Perry’s office did not respond to a request for comment.
The House has previously voted to hold those who refused to speak with the panel in contempt, including former White House chief of staff Mark Meadows and Trump ally Steve Bannon. If convicted, the two could each face up to a year behind bars on each charge.
In a letter sent to Perry by the panel, Mississippi Rep. Bennie Thompson, the Democratic chairperson of the panel, said the committee had received evidence from multiple witnesses, including then-acting Attorney General Jeffrey Rosen and then-acting Deputy Attorney General Richard Donoghue, that Perry had “an important role” in efforts to install Justice Department official Jeffrey Clark as acting attorney general.
According to investigators, Perry met with Trump ahead of the Jan. 6 insurrection and was one of a group of Trump’s allies who came together in a crucial meeting to try to overturn the 2020 presidential election.
Days after the election was called for Joe Biden, some of Trump’s top aides met, including Meadows, campaign manager Bill Stepien, adviser Stephen Miller, press secretary Kayleigh McEnany and Perry, the New York Times reported.
Additionally, Perry allegedly pushed top law enforcement officials, including Richard Donoghue, then-top deputy to Rosen, to investigate debunked claims about the election, along with trumpeting many of Trump’s baseless claims, according to a report from Senate Democrats.
After Department of Justice officials who had been appointed by Trump said they found no evidence of large-scale fraud, Perry shifted his sights to Philadelphia-born attorney Clark. He introduced Clark to Trump in the Oval Office on Dec. 23.
Though Clark, an attorney in the DOJ’s civil division, didn’t have any connection to the election investigation, he pushed top DOJ officials to issue a letter saying they were investigating election fraud in key swing states, according to Democrats.
In January, Perry acknowledged connecting Trump and Clark.
Perry was also one of the most vocal proponents of throwing out all of Pennsylvania’s electoral votes. Just hours after the insurrection, Perry raised the objection, saying, “The Constitution is just a piece of paper, it cannot defend itself.”

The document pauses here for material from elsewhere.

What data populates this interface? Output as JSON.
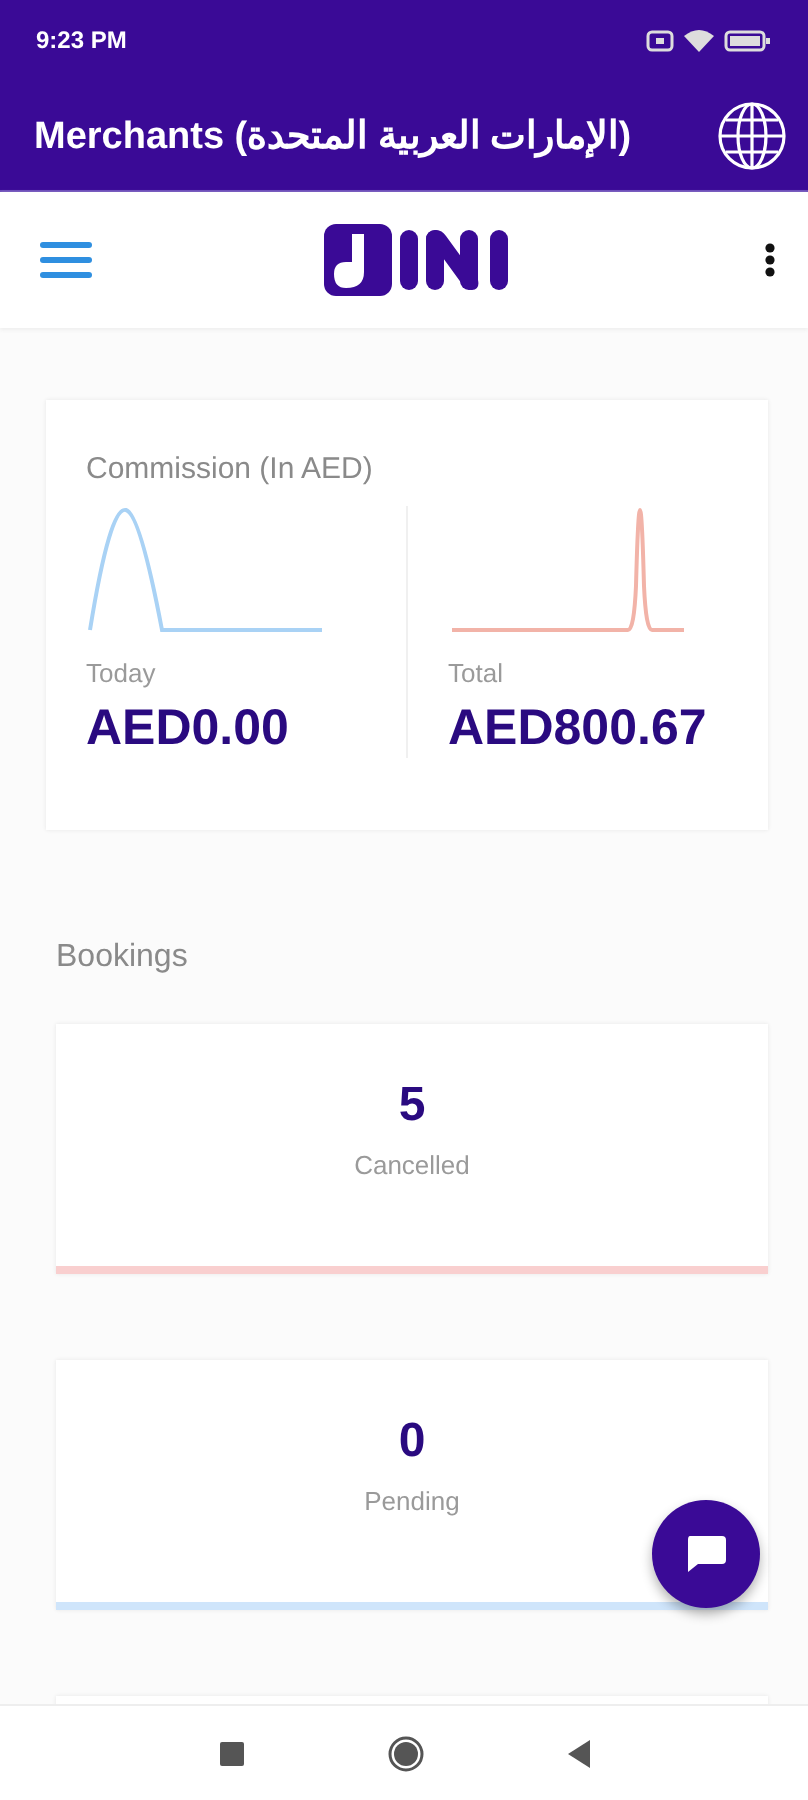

He was one of eight Pennsylvania Republicans, out of nine in the House, who voted to throw out the state’s votes.